2) One of the Paschal verses from Psalm 67 says "Let God arise and let his enemies be scattered." God must have had some enemies at the Orthros this morning because after we processed outside to read the Gospel, chant the first "Christ is Risen" of this Paschal year and reenter the church, I notice that our ranks had thinned a little. It wasn't a lot but it was noticeable. The church was packed for people to light their candle during "Dhefte lavete phos" (Come take light) with no open seats in sight, but for the rest of the Orthros proceeding into the Divine Liturgy, I saw some empty spaces. I hope it wasn't the chanting that scared them off!

3) The Gospel read at Matins is from the end of St. Mark which ends with the women being afraid. Many have lamented that this should be the Orthros Gospel and should be replaced with something from Matthew or Luke or John instead that has more joy. But this is completely appropriate. We should be in a state of fear. Our Lord has just been crucified and buried and harrowed Hades. Those things should be frightening because they should never have happened. But such is the God we have, a God who has ALWAYS gone to great extraordinary means to recall His chosen people to Himself. That should inspire us with fear. At the same time, immediately after reading this Gospel, the Priest chants the first "Christ is Risen" alleviating our fear and changing it into joy just like it did for the women and the Disciples.

4) We really need to get a new translation of St. John Chrysostom's Homily for Pascha morning. I don't know where it comes from, but the translation I have heard on Sunday mornings for years is fraught with so many vocabulary errors (some of which are understandable considering how the Greek cannot be rendered into English on a 1:1 basis). Some of the word plays and the natural rhetorical flow are compromised. There's got to be a better way to translate it faithfully while retaining those features. Of course, it would be better if it were just read in Greek, but I know I'm not going to win that battle.

5) Speaking of Greek, I actually got to sneak some in there. I'm sorry, but the Byzantine chant just flows so much more naturally with the Greek words than English. English has too many muted and liquid consonants and so many harsh sounding consonant clusters that not only cause delays in the music (e.g. the "rect" in Resurrection) and just sound harsh. Again, a battle I'm not going to win.

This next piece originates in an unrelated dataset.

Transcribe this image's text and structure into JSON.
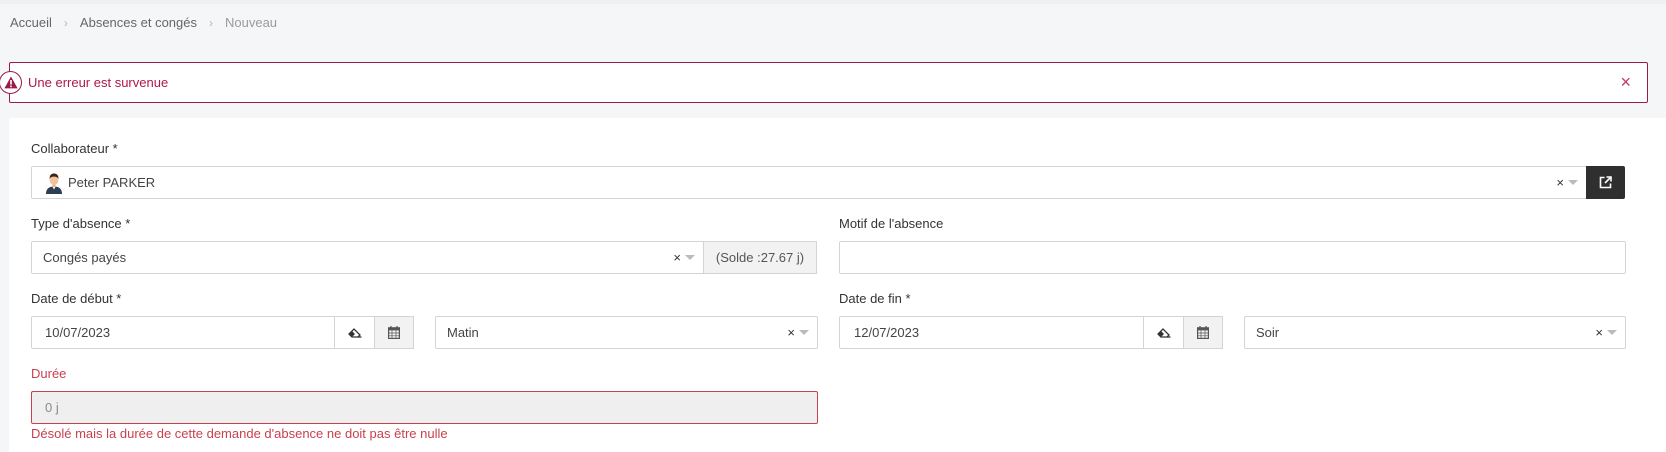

6) We do our vigil in the morning at 5:30 beginning with the Pannychis (Midnight Office). I really wish we would start at 11:00 on Saturday evening or at midnight (like every other Orthodox church does). I think we could get a bigger crowd and even more kids. I think the total number of kids was maybe 15 or so (we have lots more) and 5:30 is too early in the morning. What kid doesn't want the opportunity to stay up late? And if this time does keep kids away what kind of message are we sending?

7) Is it just me or does anyone else especially a let down after the Liturgy is done? I've been waiting for 8 weeks now, fasting, praying and preparing for our Lord's resurrection and finally it has arrived and this morning was joyous as it should be. But it has come and gone so fast. I know we still celebrate the feast for 40 days but I wonder if "Christ is Risen" will start to sound hollow by next Saturday evening. I already miss my Triodion.


  1. If "Christ is Risen" ever begins to sound hollow, let alone by next Saturday, it will mean something is quite wrong, wrong enough to consult your spiritual father about.

    You can always fast (except this week) and pray and prepare for the Resurrection. So what's to miss?

    1. I hope it doesn't come to that, Anastasia. Maybe I'm worried for nothing.

      But what's to miss? Triodion and Holy Week and Pascha. I know we replicate Pascha in minature form on Sundays throughout the year, but there's still only one Pascha.